Description of the task: Return each entry below without any alteration.

Records for this exercise:

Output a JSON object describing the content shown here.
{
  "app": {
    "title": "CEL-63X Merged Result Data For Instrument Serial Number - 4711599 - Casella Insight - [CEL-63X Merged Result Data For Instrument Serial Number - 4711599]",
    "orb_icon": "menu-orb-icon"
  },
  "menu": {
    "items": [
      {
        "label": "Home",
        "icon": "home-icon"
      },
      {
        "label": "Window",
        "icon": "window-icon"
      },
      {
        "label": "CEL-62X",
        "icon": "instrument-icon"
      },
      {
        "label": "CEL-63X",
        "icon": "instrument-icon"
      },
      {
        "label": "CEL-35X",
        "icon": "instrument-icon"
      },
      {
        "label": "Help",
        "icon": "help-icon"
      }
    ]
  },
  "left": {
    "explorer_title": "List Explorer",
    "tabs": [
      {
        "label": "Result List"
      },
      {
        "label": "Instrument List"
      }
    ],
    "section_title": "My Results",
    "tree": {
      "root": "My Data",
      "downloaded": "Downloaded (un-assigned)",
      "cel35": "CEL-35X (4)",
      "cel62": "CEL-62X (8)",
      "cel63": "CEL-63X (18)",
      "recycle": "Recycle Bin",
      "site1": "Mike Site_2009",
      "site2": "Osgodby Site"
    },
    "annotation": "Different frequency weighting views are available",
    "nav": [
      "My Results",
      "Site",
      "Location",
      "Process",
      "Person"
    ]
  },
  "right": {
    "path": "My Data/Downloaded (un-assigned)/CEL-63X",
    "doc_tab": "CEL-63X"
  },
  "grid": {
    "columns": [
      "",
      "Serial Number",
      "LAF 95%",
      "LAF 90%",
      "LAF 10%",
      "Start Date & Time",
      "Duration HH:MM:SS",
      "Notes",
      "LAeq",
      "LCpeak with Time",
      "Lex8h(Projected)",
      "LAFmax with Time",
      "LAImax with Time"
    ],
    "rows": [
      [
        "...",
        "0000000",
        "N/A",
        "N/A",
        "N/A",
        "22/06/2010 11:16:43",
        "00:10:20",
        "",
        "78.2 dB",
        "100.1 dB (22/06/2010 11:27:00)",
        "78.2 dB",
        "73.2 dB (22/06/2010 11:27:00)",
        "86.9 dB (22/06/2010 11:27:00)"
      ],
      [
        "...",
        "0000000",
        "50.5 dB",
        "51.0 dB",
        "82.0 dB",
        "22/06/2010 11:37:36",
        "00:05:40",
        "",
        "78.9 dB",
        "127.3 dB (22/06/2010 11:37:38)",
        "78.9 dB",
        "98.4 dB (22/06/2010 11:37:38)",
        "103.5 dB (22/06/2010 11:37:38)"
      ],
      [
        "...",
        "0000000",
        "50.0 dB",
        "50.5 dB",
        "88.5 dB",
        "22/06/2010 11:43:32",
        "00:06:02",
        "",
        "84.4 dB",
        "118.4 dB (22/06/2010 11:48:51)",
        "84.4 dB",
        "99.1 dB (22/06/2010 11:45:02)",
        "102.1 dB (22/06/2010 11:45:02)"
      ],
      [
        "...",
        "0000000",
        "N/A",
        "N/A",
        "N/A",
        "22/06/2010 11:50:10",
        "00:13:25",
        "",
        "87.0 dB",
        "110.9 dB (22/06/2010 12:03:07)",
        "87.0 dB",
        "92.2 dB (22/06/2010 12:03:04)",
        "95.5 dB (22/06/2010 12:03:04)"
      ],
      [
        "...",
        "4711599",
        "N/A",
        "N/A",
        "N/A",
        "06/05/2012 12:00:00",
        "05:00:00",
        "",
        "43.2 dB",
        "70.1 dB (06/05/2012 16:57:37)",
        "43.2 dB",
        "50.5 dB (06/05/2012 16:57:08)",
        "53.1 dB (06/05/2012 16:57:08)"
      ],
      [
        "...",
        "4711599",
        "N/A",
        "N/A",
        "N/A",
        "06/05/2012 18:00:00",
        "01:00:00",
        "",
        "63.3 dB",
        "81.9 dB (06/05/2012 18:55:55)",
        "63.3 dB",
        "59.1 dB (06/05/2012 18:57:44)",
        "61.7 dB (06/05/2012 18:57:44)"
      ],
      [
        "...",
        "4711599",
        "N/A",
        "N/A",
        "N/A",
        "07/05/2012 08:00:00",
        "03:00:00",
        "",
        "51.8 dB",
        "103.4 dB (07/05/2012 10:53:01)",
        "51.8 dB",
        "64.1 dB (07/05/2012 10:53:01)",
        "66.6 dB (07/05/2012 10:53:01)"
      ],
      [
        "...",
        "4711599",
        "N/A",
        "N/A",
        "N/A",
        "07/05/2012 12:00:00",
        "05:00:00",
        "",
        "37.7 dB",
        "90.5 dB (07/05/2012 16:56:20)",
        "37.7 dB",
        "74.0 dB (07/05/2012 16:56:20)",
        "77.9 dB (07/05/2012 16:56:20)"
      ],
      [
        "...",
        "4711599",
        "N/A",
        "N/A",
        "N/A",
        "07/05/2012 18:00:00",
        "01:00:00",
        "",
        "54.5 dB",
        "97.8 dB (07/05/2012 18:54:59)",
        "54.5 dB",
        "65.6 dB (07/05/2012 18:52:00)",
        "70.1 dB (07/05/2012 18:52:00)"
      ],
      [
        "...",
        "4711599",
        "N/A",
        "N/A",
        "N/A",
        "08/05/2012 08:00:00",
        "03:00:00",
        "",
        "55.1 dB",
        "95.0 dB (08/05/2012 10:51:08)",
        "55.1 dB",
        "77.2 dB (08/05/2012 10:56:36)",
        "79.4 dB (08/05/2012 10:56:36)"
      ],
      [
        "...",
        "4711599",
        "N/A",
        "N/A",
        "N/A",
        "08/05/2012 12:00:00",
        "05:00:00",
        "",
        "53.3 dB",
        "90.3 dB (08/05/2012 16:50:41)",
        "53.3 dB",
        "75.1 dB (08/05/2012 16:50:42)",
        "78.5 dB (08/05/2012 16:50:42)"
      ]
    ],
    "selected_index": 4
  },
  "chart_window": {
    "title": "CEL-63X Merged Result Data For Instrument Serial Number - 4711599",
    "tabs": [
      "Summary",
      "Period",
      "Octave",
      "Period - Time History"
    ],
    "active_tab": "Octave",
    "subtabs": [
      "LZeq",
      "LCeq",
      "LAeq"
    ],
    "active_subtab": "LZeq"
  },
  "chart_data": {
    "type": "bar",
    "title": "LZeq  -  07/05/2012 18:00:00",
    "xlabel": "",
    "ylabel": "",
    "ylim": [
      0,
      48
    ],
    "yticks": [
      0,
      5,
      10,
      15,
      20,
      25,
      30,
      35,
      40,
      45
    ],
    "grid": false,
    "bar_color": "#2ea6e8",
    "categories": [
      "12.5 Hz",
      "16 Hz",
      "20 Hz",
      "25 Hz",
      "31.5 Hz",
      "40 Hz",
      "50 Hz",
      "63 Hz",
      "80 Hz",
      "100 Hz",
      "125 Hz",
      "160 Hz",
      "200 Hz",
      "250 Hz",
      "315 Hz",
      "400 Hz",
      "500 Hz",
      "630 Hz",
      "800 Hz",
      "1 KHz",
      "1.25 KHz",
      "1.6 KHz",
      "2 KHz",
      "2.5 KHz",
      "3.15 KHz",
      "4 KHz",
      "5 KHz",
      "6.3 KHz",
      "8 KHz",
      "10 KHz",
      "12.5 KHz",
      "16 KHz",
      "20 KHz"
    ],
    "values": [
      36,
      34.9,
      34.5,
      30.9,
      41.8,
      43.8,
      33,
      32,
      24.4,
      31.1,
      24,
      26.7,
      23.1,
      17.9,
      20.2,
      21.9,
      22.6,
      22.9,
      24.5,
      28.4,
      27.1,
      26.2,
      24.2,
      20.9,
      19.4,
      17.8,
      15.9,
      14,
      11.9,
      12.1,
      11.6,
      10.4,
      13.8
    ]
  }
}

Expected answer:
Output a JSON object describing the content shown here.
{
  "app": {
    "title": "CEL-63X Merged Result Data For Instrument Serial Number - 4711599 - Casella Insight - [CEL-63X Merged Result Data For Instrument Serial Number - 4711599]",
    "orb_icon": "menu-orb-icon"
  },
  "menu": {
    "items": [
      {
        "label": "Home",
        "icon": "home-icon"
      },
      {
        "label": "Window",
        "icon": "window-icon"
      },
      {
        "label": "CEL-62X",
        "icon": "instrument-icon"
      },
      {
        "label": "CEL-63X",
        "icon": "instrument-icon"
      },
      {
        "label": "CEL-35X",
        "icon": "instrument-icon"
      },
      {
        "label": "Help",
        "icon": "help-icon"
      }
    ]
  },
  "left": {
    "explorer_title": "List Explorer",
    "tabs": [
      {
        "label": "Result List"
      },
      {
        "label": "Instrument List"
      }
    ],
    "section_title": "My Results",
    "tree": {
      "root": "My Data",
      "downloaded": "Downloaded (un-assigned)",
      "cel35": "CEL-35X (4)",
      "cel62": "CEL-62X (8)",
      "cel63": "CEL-63X (18)",
      "recycle": "Recycle Bin",
      "site1": "Mike Site_2009",
      "site2": "Osgodby Site"
    },
    "annotation": "Different frequency weighting views are available",
    "nav": [
      "My Results",
      "Site",
      "Location",
      "Process",
      "Person"
    ]
  },
  "right": {
    "path": "My Data/Downloaded (un-assigned)/CEL-63X",
    "doc_tab": "CEL-63X"
  },
  "grid": {
    "columns": [
      "",
      "Serial Number",
      "LAF 95%",
      "LAF 90%",
      "LAF 10%",
      "Start Date & Time",
      "Duration HH:MM:SS",
      "Notes",
      "LAeq",
      "LCpeak with Time",
      "Lex8h(Projected)",
      "LAFmax with Time",
      "LAImax with Time"
    ],
    "rows": [
      [
        "...",
        "0000000",
        "N/A",
        "N/A",
        "N/A",
        "22/06/2010 11:16:43",
        "00:10:20",
        "",
        "78.2 dB",
        "100.1 dB (22/06/2010 11:27:00)",
        "78.2 dB",
        "73.2 dB (22/06/2010 11:27:00)",
        "86.9 dB (22/06/2010 11:27:00)"
      ],
      [
        "...",
        "0000000",
        "50.5 dB",
        "51.0 dB",
        "82.0 dB",
        "22/06/2010 11:37:36",
        "00:05:40",
        "",
        "78.9 dB",
        "127.3 dB (22/06/2010 11:37:38)",
        "78.9 dB",
        "98.4 dB (22/06/2010 11:37:38)",
        "103.5 dB (22/06/2010 11:37:38)"
      ],
      [
        "...",
        "0000000",
        "50.0 dB",
        "50.5 dB",
        "88.5 dB",
        "22/06/2010 11:43:32",
        "00:06:02",
        "",
        "84.4 dB",
        "118.4 dB (22/06/2010 11:48:51)",
        "84.4 dB",
        "99.1 dB (22/06/2010 11:45:02)",
        "102.1 dB (22/06/2010 11:45:02)"
      ],
      [
        "...",
        "0000000",
        "N/A",
        "N/A",
        "N/A",
        "22/06/2010 11:50:10",
        "00:13:25",
        "",
        "87.0 dB",
        "110.9 dB (22/06/2010 12:03:07)",
        "87.0 dB",
        "92.2 dB (22/06/2010 12:03:04)",
        "95.5 dB (22/06/2010 12:03:04)"
      ],
      [
        "...",
        "4711599",
        "N/A",
        "N/A",
        "N/A",
        "06/05/2012 12:00:00",
        "05:00:00",
        "",
        "43.2 dB",
        "70.1 dB (06/05/2012 16:57:37)",
        "43.2 dB",
        "50.5 dB (06/05/2012 16:57:08)",
        "53.1 dB (06/05/2012 16:57:08)"
      ],
      [
        "...",
        "4711599",
        "N/A",
        "N/A",
        "N/A",
        "06/05/2012 18:00:00",
        "01:00:00",
        "",
        "63.3 dB",
        "81.9 dB (06/05/2012 18:55:55)",
        "63.3 dB",
        "59.1 dB (06/05/2012 18:57:44)",
        "61.7 dB (06/05/2012 18:57:44)"
      ],
      [
        "...",
        "4711599",
        "N/A",
        "N/A",
        "N/A",
        "07/05/2012 08:00:00",
        "03:00:00",
        "",
        "51.8 dB",
        "103.4 dB (07/05/2012 10:53:01)",
        "51.8 dB",
        "64.1 dB (07/05/2012 10:53:01)",
        "66.6 dB (07/05/2012 10:53:01)"
      ],
      [
        "...",
        "4711599",
        "N/A",
        "N/A",
        "N/A",
        "07/05/2012 12:00:00",
        "05:00:00",
        "",
        "37.7 dB",
        "90.5 dB (07/05/2012 16:56:20)",
        "37.7 dB",
        "74.0 dB (07/05/2012 16:56:20)",
        "77.9 dB (07/05/2012 16:56:20)"
      ],
      [
        "...",
        "4711599",
        "N/A",
        "N/A",
        "N/A",
        "07/05/2012 18:00:00",
        "01:00:00",
        "",
        "54.5 dB",
        "97.8 dB (07/05/2012 18:54:59)",
        "54.5 dB",
        "65.6 dB (07/05/2012 18:52:00)",
        "70.1 dB (07/05/2012 18:52:00)"
      ],
      [
        "...",
        "4711599",
        "N/A",
        "N/A",
        "N/A",
        "08/05/2012 08:00:00",
        "03:00:00",
        "",
        "55.1 dB",
        "95.0 dB (08/05/2012 10:51:08)",
        "55.1 dB",
        "77.2 dB (08/05/2012 10:56:36)",
        "79.4 dB (08/05/2012 10:56:36)"
      ],
      [
        "...",
        "4711599",
        "N/A",
        "N/A",
        "N/A",
        "08/05/2012 12:00:00",
        "05:00:00",
        "",
        "53.3 dB",
        "90.3 dB (08/05/2012 16:50:41)",
        "53.3 dB",
        "75.1 dB (08/05/2012 16:50:42)",
        "78.5 dB (08/05/2012 16:50:42)"
      ]
    ],
    "selected_index": 4
  },
  "chart_window": {
    "title": "CEL-63X Merged Result Data For Instrument Serial Number - 4711599",
    "tabs": [
      "Summary",
      "Period",
      "Octave",
      "Period - Time History"
    ],
    "active_tab": "Octave",
    "subtabs": [
      "LZeq",
      "LCeq",
      "LAeq"
    ],
    "active_subtab": "LZeq"
  },
  "chart_data": {
    "type": "bar",
    "title": "LZeq  -  07/05/2012 18:00:00",
    "xlabel": "",
    "ylabel": "",
    "ylim": [
      0,
      48
    ],
    "yticks": [
      0,
      5,
      10,
      15,
      20,
      25,
      30,
      35,
      40,
      45
    ],
    "grid": false,
    "bar_color": "#2ea6e8",
    "categories": [
      "12.5 Hz",
      "16 Hz",
      "20 Hz",
      "25 Hz",
      "31.5 Hz",
      "40 Hz",
      "50 Hz",
      "63 Hz",
      "80 Hz",
      "100 Hz",
      "125 Hz",
      "160 Hz",
      "200 Hz",
      "250 Hz",
      "315 Hz",
      "400 Hz",
      "500 Hz",
      "630 Hz",
      "800 Hz",
      "1 KHz",
      "1.25 KHz",
      "1.6 KHz",
      "2 KHz",
      "2.5 KHz",
      "3.15 KHz",
      "4 KHz",
      "5 KHz",
      "6.3 KHz",
      "8 KHz",
      "10 KHz",
      "12.5 KHz",
      "16 KHz",
      "20 KHz"
    ],
    "values": [
      36,
      34.9,
      34.5,
      30.9,
      41.8,
      43.8,
      33,
      32,
      24.4,
      31.1,
      24,
      26.7,
      23.1,
      17.9,
      20.2,
      21.9,
      22.6,
      22.9,
      24.5,
      28.4,
      27.1,
      26.2,
      24.2,
      20.9,
      19.4,
      17.8,
      15.9,
      14,
      11.9,
      12.1,
      11.6,
      10.4,
      13.8
    ]
  }
}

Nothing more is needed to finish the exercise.